The 10 Practices of Coaching-Leaders Pt. 3
Leaders who neglect their team’s energy, inevitably encounter an energy crisis.
Energy management is people management.
The ten practices of coaching-leaders pt. 3:
#7. Monitor and manage energy.
Energy makes results possible.
- Spend more time exploring solutions than problems.
- Have coachees list de-energizers down one side of a sheet of paper. On the other side, list energizers.
- How might you minimize or eliminate de-energizers?
- How might de-energizers be transformed to energizers?
- How might you maximize energizers?
- Talk about what’s working, more than what’s not.
- Tell me about a time when you did the right thing.
- Tell me about a time when you went beyond the call of duty.
- How might you let colleagues know you respect/appreciate them?
- Turn falling short into positive aspiration, not billy clubs. Beatings seldom energize.
#8. Inspire ownership by aligning values, strengths, and purpose.
- Reflect on your week. What did you do that makes you feel proud?
- How do you feel about your recent achievements? What did you do to reach them?
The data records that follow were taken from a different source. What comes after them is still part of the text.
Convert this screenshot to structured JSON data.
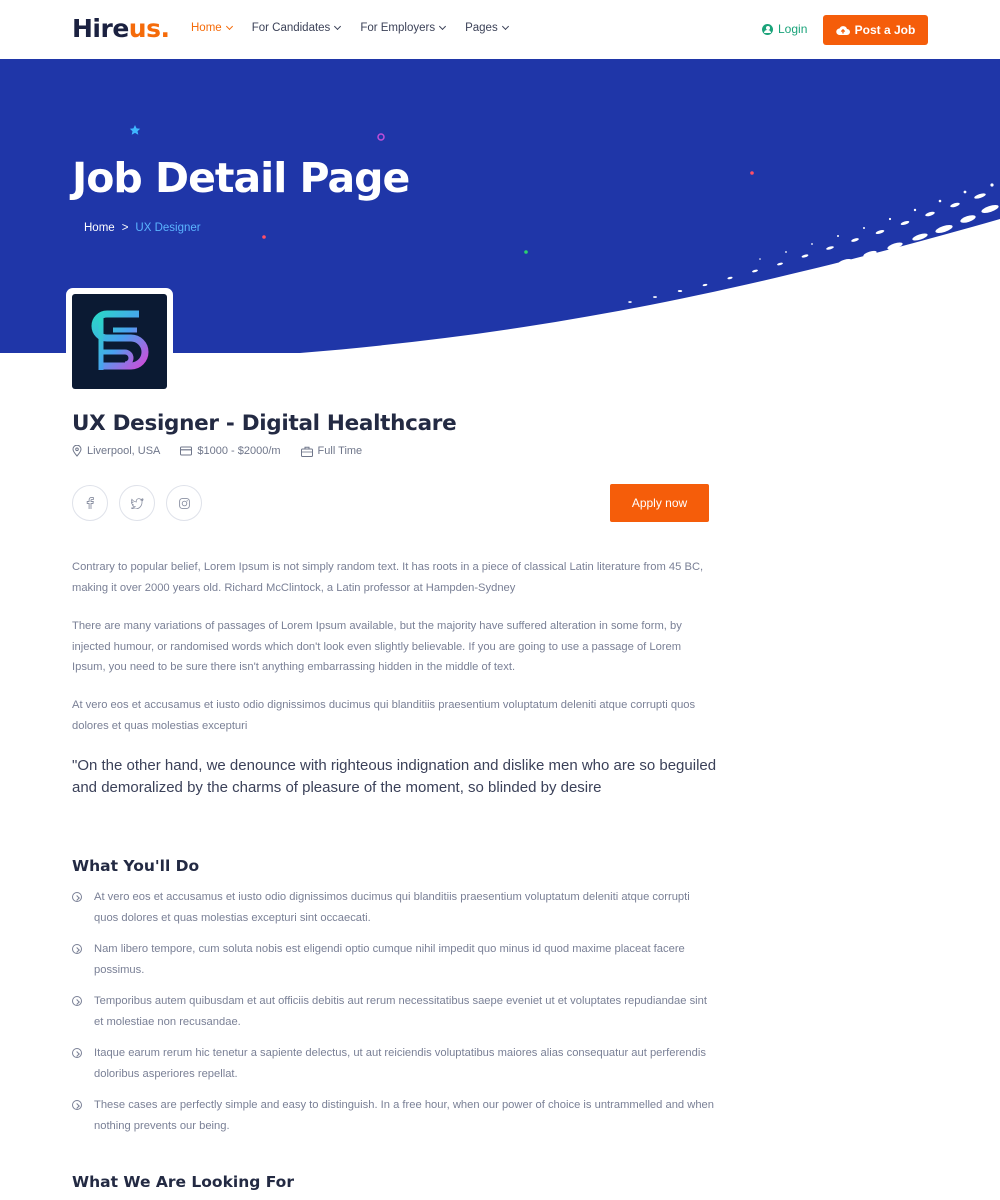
{
  "header": {
    "logo_part1": "Hire",
    "logo_part2": "us.",
    "nav": [
      {
        "label": "Home",
        "active": true
      },
      {
        "label": "For Candidates",
        "active": false
      },
      {
        "label": "For Employers",
        "active": false
      },
      {
        "label": "Pages",
        "active": false
      }
    ],
    "login_label": "Login",
    "post_job_label": "Post a Job"
  },
  "hero": {
    "title": "Job Detail Page",
    "breadcrumb_home": "Home",
    "breadcrumb_separator": ">",
    "breadcrumb_current": "UX Designer"
  },
  "job": {
    "title": "UX Designer - Digital Healthcare",
    "location": "Liverpool, USA",
    "salary": "$1000 - $2000/m",
    "type": "Full Time",
    "apply_label": "Apply now"
  },
  "description": {
    "p1": "Contrary to popular belief, Lorem Ipsum is not simply random text. It has roots in a piece of classical Latin literature from 45 BC, making it over 2000 years old. Richard McClintock, a Latin professor at Hampden-Sydney",
    "p2": "There are many variations of passages of Lorem Ipsum available, but the majority have suffered alteration in some form, by injected humour, or randomised words which don't look even slightly believable. If you are going to use a passage of Lorem Ipsum, you need to be sure there isn't anything embarrassing hidden in the middle of text.",
    "p3": "At vero eos et accusamus et iusto odio dignissimos ducimus qui blanditiis praesentium voluptatum deleniti atque corrupti quos dolores et quas molestias excepturi",
    "quote": "\"On the other hand, we denounce with righteous indignation and dislike men who are so beguiled and demoralized by the charms of pleasure of the moment, so blinded by desire"
  },
  "what_youll_do": {
    "heading": "What You'll Do",
    "items": [
      "At vero eos et accusamus et iusto odio dignissimos ducimus qui blanditiis praesentium voluptatum deleniti atque corrupti quos dolores et quas molestias excepturi sint occaecati.",
      "Nam libero tempore, cum soluta nobis est eligendi optio cumque nihil impedit quo minus id quod maxime placeat facere possimus.",
      "Temporibus autem quibusdam et aut officiis debitis aut rerum necessitatibus saepe eveniet ut et voluptates repudiandae sint et molestiae non recusandae.",
      "Itaque earum rerum hic tenetur a sapiente delectus, ut aut reiciendis voluptatibus maiores alias consequatur aut perferendis doloribus asperiores repellat.",
      "These cases are perfectly simple and easy to distinguish. In a free hour, when our power of choice is untrammelled and when nothing prevents our being."
    ]
  },
  "looking_for": {
    "heading": "What We Are Looking For"
  },
  "colors": {
    "accent": "#f55d0a",
    "hero": "#1f36a8",
    "login": "#1aa37a",
    "breadcrumb_current": "#5bb4ff"
  }
}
- When coachees feel awkward talking about strengths, ask, “What might need to shift in your thinking?”
#9. Establish and clarify goals. You can either focus on the distance you have to go and complain, or choose progress today.
- Get to positive goals quickly. Talk about problems only long enough for coachees to understand them. Generate possible solutions early in coaching conversations.
- Goals generate and harness energy. Running around with your hair on fire squanders energy and makes things worse.
- Translate distant goals into daily behaviors. It’s easy to set a goal. Leader-coaches ask, “What behaviors will help you reach your goals?”
Goals need behaviors like fish need fins.
#10. Establish self-designed accountability. Ultimately, we hold ourselves accountable. Anything else is coercion. Ask coachees, “With your goals in mind, what would you like me to ask you next time we meet?”
What practices might you suggest for coaching-leaders?
Part 1: The 10 Practices of Coaching-Leaders
Part 2: The 10 Practices of Coaching-Leaders
Thanks Dan … you ask at the end “What practices might you suggest for coaching-leaders?” – It is very hard to add anything to your list – maybe different wording – I have a few Ps that I go over in my mind that keep me in the right space: Be present (suspend judgement – be there for the coachee), be patient (its their agenda, don’t get agitated), be purposeful (remember why I’m here … to serve the coachee), Respect the Pregnant Pause (listen, listen, listen) ….
Thanks Perspect. Powerful additions. I don’t think I used the idea of “suspend judgement” in any of the posts in this series. Judging definitely hinders coaching relationships. If you are going to judge me, I’m going to stop talking. Thanks for sharing your insights.
A good question I have used and been asked is “What is discouraging you right now?” Discouragement is one of the biggest de-energizers of leaders. Secondly, how could you be encouraged to bring change in this area?
Thanks Dean. Love the sequence of getting to encouragement. I’ve never used the language you suggest. I’m going to give it a try. Best
To re-iterate on your points Dan, I agree, it is good to focus on the possible, the good and strategize how you can help move forward vs focusing on the negative. Good advise for us parents too! 🙂
Great list for coaches and leaders – thank you, and for the others – some good things to remember.
I believe implicit in all the above steps is “empowering questions”. Questions that communicate belief in the person, build confidence, encourage self resolution of challenges, encourage learning and creating the desired future state.